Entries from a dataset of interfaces

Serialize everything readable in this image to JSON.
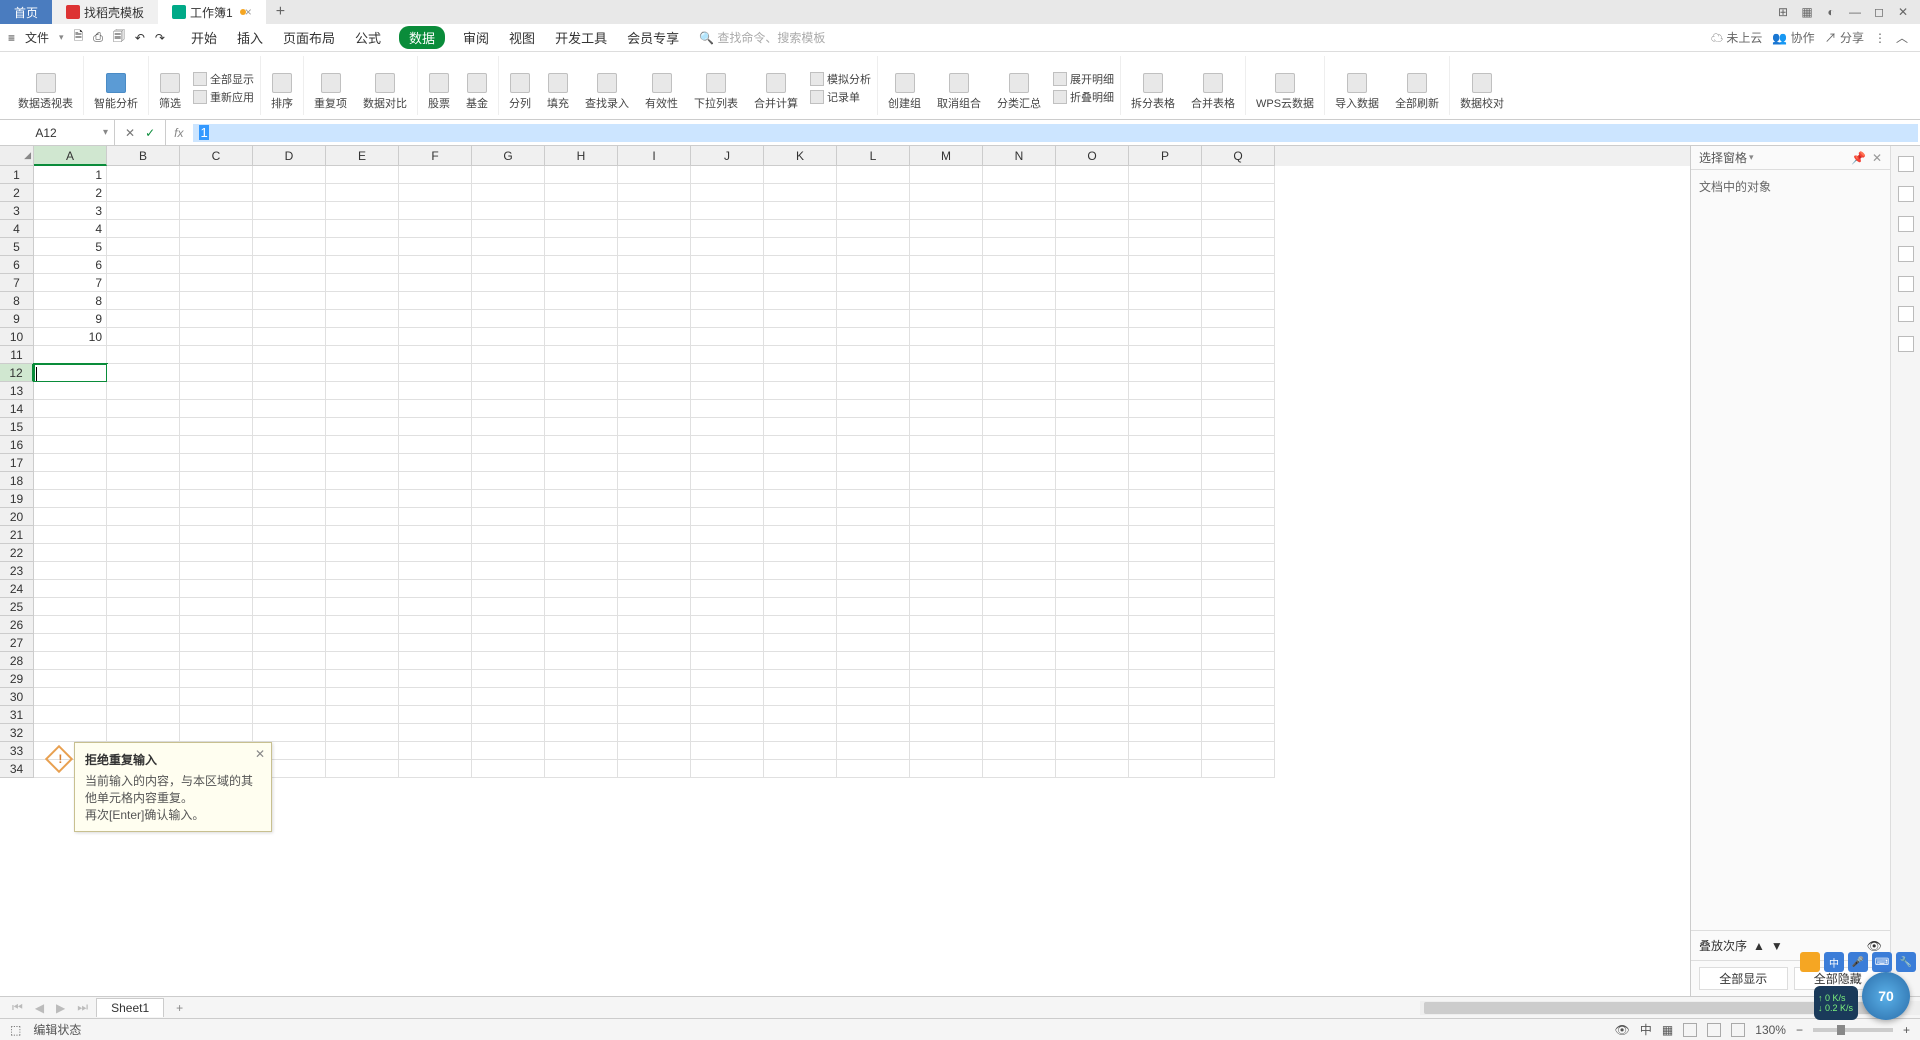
{
  "tabs": {
    "home": "首页",
    "t2": "找稻壳模板",
    "t3": "工作簿1"
  },
  "file_menu": "文件",
  "menus": [
    "开始",
    "插入",
    "页面布局",
    "公式",
    "数据",
    "审阅",
    "视图",
    "开发工具",
    "会员专享"
  ],
  "menu_active_index": 4,
  "search_placeholder": "查找命令、搜索模板",
  "cloud_status": "未上云",
  "collab": "协作",
  "share": "分享",
  "ribbon": {
    "pivot": "数据透视表",
    "ai": "智能分析",
    "filter": "筛选",
    "showall": "全部显示",
    "reapply": "重新应用",
    "sort": "排序",
    "dup": "重复项",
    "compare": "数据对比",
    "stock": "股票",
    "fund": "基金",
    "split": "分列",
    "fill": "填充",
    "findrec": "查找录入",
    "valid": "有效性",
    "dropdown": "下拉列表",
    "consol": "合并计算",
    "record": "记录单",
    "sim": "模拟分析",
    "group": "创建组",
    "ungroup": "取消组合",
    "subtotal": "分类汇总",
    "expand": "展开明细",
    "collapse": "折叠明细",
    "splittbl": "拆分表格",
    "mergetbl": "合并表格",
    "wpscloud": "WPS云数据",
    "import": "导入数据",
    "refresh": "全部刷新",
    "verify": "数据校对"
  },
  "namebox": "A12",
  "formula": "1",
  "columns": [
    "A",
    "B",
    "C",
    "D",
    "E",
    "F",
    "G",
    "H",
    "I",
    "J",
    "K",
    "L",
    "M",
    "N",
    "O",
    "P",
    "Q"
  ],
  "cell_values": [
    "1",
    "2",
    "3",
    "4",
    "5",
    "6",
    "7",
    "8",
    "9",
    "10"
  ],
  "active_row": 12,
  "tooltip": {
    "title": "拒绝重复输入",
    "body1": "当前输入的内容，与本区域的其他单元格内容重复。",
    "body2": "再次[Enter]确认输入。"
  },
  "side": {
    "title": "选择窗格",
    "label": "文档中的对象",
    "order": "叠放次序",
    "showall": "全部显示",
    "hideall": "全部隐藏"
  },
  "sheet": "Sheet1",
  "status": "编辑状态",
  "zoom": "130%",
  "circle": "70",
  "net": {
    "up": "0 K/s",
    "down": "0.2 K/s"
  }
}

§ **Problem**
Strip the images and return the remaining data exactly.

§ **Task solution**
Serialize everything readable in this image to JSON.
{
  "tabs": {
    "home": "首页",
    "t2": "找稻壳模板",
    "t3": "工作簿1"
  },
  "file_menu": "文件",
  "menus": [
    "开始",
    "插入",
    "页面布局",
    "公式",
    "数据",
    "审阅",
    "视图",
    "开发工具",
    "会员专享"
  ],
  "menu_active_index": 4,
  "search_placeholder": "查找命令、搜索模板",
  "cloud_status": "未上云",
  "collab": "协作",
  "share": "分享",
  "ribbon": {
    "pivot": "数据透视表",
    "ai": "智能分析",
    "filter": "筛选",
    "showall": "全部显示",
    "reapply": "重新应用",
    "sort": "排序",
    "dup": "重复项",
    "compare": "数据对比",
    "stock": "股票",
    "fund": "基金",
    "split": "分列",
    "fill": "填充",
    "findrec": "查找录入",
    "valid": "有效性",
    "dropdown": "下拉列表",
    "consol": "合并计算",
    "record": "记录单",
    "sim": "模拟分析",
    "group": "创建组",
    "ungroup": "取消组合",
    "subtotal": "分类汇总",
    "expand": "展开明细",
    "collapse": "折叠明细",
    "splittbl": "拆分表格",
    "mergetbl": "合并表格",
    "wpscloud": "WPS云数据",
    "import": "导入数据",
    "refresh": "全部刷新",
    "verify": "数据校对"
  },
  "namebox": "A12",
  "formula": "1",
  "columns": [
    "A",
    "B",
    "C",
    "D",
    "E",
    "F",
    "G",
    "H",
    "I",
    "J",
    "K",
    "L",
    "M",
    "N",
    "O",
    "P",
    "Q"
  ],
  "cell_values": [
    "1",
    "2",
    "3",
    "4",
    "5",
    "6",
    "7",
    "8",
    "9",
    "10"
  ],
  "active_row": 12,
  "tooltip": {
    "title": "拒绝重复输入",
    "body1": "当前输入的内容，与本区域的其他单元格内容重复。",
    "body2": "再次[Enter]确认输入。"
  },
  "side": {
    "title": "选择窗格",
    "label": "文档中的对象",
    "order": "叠放次序",
    "showall": "全部显示",
    "hideall": "全部隐藏"
  },
  "sheet": "Sheet1",
  "status": "编辑状态",
  "zoom": "130%",
  "circle": "70",
  "net": {
    "up": "0 K/s",
    "down": "0.2 K/s"
  }
}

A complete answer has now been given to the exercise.